Thursday, October 12, 2006

Still Rolling

The intention last night was to walk to Darlinghurst (weirdly, Darlinghurst is half way to Potts Point, and Darlinghurst Theatre is in Potts Point... go figure) and catch a cab from there, but do you think there was a single friggin' cab going my way. How could there not be a single cab heading to Kings Cross? I ended up walking most of the way and almost having to break into a run to make it on time. Managed to flag a cab when I was almost there. Had to explain I was running late and that I would have just walked the $3.50 fare if I had the time. Didn't really know why I felt the need to explain this to the cab driver. He didn't care. I know this because he said "I don't care."

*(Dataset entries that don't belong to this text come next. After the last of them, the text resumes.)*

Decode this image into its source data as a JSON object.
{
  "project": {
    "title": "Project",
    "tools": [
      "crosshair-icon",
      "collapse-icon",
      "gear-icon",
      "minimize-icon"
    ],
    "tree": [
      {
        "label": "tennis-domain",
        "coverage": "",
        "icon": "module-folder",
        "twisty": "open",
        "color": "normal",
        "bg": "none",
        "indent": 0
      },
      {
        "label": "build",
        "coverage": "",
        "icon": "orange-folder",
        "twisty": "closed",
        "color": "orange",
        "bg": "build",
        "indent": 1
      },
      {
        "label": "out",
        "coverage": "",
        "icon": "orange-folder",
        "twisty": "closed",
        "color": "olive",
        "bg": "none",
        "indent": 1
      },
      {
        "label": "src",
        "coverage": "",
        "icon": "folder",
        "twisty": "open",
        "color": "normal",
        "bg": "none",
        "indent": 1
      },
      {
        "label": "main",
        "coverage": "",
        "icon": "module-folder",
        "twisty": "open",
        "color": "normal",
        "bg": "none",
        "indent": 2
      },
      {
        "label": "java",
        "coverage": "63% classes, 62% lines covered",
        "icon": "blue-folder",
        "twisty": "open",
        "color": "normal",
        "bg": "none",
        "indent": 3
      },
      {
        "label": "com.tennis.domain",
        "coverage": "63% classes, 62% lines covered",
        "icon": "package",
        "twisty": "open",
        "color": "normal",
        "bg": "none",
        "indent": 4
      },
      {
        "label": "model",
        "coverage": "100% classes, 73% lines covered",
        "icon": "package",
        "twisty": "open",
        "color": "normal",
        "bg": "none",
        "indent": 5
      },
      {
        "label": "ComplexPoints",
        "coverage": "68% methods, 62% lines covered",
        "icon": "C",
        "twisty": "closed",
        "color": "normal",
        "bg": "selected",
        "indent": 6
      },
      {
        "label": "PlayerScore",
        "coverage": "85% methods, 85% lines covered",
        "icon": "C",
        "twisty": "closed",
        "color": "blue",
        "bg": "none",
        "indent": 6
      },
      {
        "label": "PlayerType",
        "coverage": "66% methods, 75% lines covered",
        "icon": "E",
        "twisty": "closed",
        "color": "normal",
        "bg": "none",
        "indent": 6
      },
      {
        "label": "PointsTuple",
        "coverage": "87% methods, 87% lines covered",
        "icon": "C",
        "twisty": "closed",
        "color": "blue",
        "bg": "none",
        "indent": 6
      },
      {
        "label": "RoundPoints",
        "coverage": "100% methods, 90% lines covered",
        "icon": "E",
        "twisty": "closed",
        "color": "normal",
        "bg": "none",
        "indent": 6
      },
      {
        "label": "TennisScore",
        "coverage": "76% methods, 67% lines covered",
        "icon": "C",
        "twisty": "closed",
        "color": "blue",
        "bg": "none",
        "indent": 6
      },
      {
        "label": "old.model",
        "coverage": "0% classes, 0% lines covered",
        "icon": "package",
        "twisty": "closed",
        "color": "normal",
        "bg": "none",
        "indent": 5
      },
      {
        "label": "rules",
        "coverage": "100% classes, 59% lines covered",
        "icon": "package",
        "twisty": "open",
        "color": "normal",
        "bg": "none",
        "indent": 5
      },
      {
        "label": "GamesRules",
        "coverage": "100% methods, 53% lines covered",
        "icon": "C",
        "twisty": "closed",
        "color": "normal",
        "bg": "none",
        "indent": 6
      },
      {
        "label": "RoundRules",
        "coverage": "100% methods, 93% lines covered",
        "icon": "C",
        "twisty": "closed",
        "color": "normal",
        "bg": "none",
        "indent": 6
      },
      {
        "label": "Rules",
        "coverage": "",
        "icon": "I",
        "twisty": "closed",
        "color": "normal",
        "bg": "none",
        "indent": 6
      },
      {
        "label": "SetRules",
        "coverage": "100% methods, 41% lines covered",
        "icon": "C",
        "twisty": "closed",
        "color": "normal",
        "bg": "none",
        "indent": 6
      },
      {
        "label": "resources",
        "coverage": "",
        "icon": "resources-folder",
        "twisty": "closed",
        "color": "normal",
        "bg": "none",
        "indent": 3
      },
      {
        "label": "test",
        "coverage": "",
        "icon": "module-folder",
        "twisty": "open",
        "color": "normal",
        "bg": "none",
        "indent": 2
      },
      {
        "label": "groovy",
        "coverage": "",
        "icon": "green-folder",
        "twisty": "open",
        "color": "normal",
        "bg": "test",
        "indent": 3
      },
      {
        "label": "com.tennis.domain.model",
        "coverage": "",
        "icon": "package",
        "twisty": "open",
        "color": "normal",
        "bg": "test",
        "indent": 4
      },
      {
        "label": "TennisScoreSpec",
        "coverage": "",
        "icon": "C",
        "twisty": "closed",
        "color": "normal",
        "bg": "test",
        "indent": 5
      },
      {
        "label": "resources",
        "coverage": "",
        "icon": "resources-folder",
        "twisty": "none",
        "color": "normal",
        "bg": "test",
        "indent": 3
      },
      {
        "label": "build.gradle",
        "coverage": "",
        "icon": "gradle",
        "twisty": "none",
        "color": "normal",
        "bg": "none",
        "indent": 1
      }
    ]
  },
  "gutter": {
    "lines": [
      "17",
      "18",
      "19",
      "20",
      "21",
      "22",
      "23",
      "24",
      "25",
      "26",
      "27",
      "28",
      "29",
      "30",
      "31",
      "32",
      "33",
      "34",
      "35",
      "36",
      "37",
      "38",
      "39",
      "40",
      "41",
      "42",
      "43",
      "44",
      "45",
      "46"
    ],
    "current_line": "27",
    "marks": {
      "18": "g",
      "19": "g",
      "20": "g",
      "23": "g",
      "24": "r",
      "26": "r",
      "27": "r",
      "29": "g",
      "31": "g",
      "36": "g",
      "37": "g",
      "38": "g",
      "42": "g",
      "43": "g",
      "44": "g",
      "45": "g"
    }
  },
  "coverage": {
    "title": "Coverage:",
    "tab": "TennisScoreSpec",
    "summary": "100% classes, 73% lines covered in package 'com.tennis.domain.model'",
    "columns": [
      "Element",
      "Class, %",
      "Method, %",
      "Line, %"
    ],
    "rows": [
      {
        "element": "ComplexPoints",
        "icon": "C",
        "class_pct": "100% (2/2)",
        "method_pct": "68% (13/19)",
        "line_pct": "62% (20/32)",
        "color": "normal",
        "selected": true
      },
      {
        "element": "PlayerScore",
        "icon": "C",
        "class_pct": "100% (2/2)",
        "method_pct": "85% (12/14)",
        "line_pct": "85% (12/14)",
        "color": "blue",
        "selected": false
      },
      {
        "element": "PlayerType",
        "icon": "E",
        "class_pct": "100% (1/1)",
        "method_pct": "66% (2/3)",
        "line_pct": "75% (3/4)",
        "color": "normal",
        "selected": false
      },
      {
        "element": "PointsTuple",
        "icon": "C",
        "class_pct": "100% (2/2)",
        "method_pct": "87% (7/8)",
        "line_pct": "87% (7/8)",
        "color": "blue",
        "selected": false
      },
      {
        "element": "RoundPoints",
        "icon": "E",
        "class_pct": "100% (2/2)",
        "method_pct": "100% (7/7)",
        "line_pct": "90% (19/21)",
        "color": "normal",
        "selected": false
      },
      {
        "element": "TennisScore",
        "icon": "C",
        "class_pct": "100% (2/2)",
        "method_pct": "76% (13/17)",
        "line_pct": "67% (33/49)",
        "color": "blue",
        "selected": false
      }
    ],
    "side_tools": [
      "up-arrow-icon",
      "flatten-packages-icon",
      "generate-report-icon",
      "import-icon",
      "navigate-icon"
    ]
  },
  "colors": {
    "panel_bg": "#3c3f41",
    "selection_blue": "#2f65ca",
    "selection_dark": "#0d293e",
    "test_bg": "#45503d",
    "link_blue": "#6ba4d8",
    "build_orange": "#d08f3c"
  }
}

Anyway, everyone else was already going inside, I collected my ticket, ordered a glass of wine, went inside and found a good single seat. I didn't really feel like Mr Mysterious as much as Lonely Guy. I sipped my wine, put it on the floor, went to take another sip and then suddenly wondered if I hadn't fucked up. Can you take your drink inside here? Couldn't remember. Surely they would have said something at the door. Maybe they were too polite. Maybe they could see that I was flustered and in a hurry. I looked around at the well-lit audience (play was set in a boxing stadium, bright lights). No one seemed to be drinking. No one seemed to have brought wine in with them. Fuck. Was I going to look uncouth? Was I going to look like an alcoholic? Why did I care so much what all these strangers thought about me? Come to think of it, why did I even think they would think anything of me. Because some people care about such things. Maybe they knew you couldn't take your drinks in and they did the right thing. Was I seriously going to sit here and not drink my wine until intermission?

In the end I decided what the fuck. I drank my wine whenever the hell I felt like it, and if anyone was going to say anything I was just going to shrug and say, "Deal with it. It's just the way I roll."

Here's the review for anyone who's interested. And now I have to dash off to more theatre, this time at the newly refurbished Belvoir Street Theatre. At least The Dreaded One has the night off and we can go together. Meeting her there. Thinking about pretending we're strangers meeting for the first time... our eyes meet from across the room, a loaded smile, I move through the crowd oozing mystery, walking sexily, introduce myself smoothly. There is a spark of passion as she

Fuck. Running late.



BLUE EYES AND HEELS

As the theatre fills, our ears are caressed gently with the ethereal strains of Ave Maria before the serenity is shattered by a camp and crass video montage of World Championship Wrestling. Funny stuff – the glammest of glam rockers have got nothing on these prancing roid boys.

The very amusing first act of Toby Whithouse’s play sees the oily TV exec Duncan casting for his new project, the re-introduction of telly wrestling. Victor – The Count Of Monte Christo in his heyday – enters and dismays with his age. At 55 years old he is well past his use-by date and tragically stuck re-living his glory days. Personal assistant Emma appears to feel for the hapless Victor, and to us too there is a hint of something pathetic about him. When it is revealed that Victor is a good mate of the head of the production company, Duncan’s indifference towards the old has-been turns to false bonhomie, giving the old wrestler a glimmer of hope of another chance.

It’s all quite funny, and quite fun, but you sense that it’s all leading towards something a bit meatier, and into the second act we are given a big serving of Stuff To Think About – still with the humour (no matter how bitter) – no more than a dislocated arm’s length away.

On one level there is basic human decency to consider. Victor is stuck in the past and is pretty annoying, but at the same time he’s just an honest bloke trying to make his way and do the right thing. That he is willing to change his wrestling persona to The Fiddler (you won’t believe you can laugh so much at a pedophile joke, but laugh you will, I promise) speaks volumes about his vulnerability and the TV exec’s oblivion to it.

But on another level – and this is where I saw several audience members sit forward attentively – there is the question of the nature of television and who, exactly, is dictating what we are fed. Wrestling is the topic in what turns into a heated debate, but it’s also about b-grade drama, reality shows, current affairs shows and those idiotic late night quiz things. Why does it all exist? Who is to blame?

There are many memorable lines in this well-cast play. Switch off the television. Go see some real entertainment.

Until 28 October, Darlinghurst Theatre, Potts Point

4 comments:

Anonymous said...

Even if you're not supposed to drink, those theatre-types are all alcoholics anyway. They won't notice...

Quick said...

I think you're onto something, Pure Gin. It's second nature. I was late but still said "There's a ticket for me, no plus one tonight, and you, idle barman, pour me my wine."

Guyana-Gyal said...

Ahhh, what a life, what a life. Plays, Sydney, theatre...Kings Cross...I wonder if that young fruit vendor is still there, where the beautiful girl awaits her...well, whatever she was waiting for.

Quick said...

Yes GG, I have plenty to be grateful for.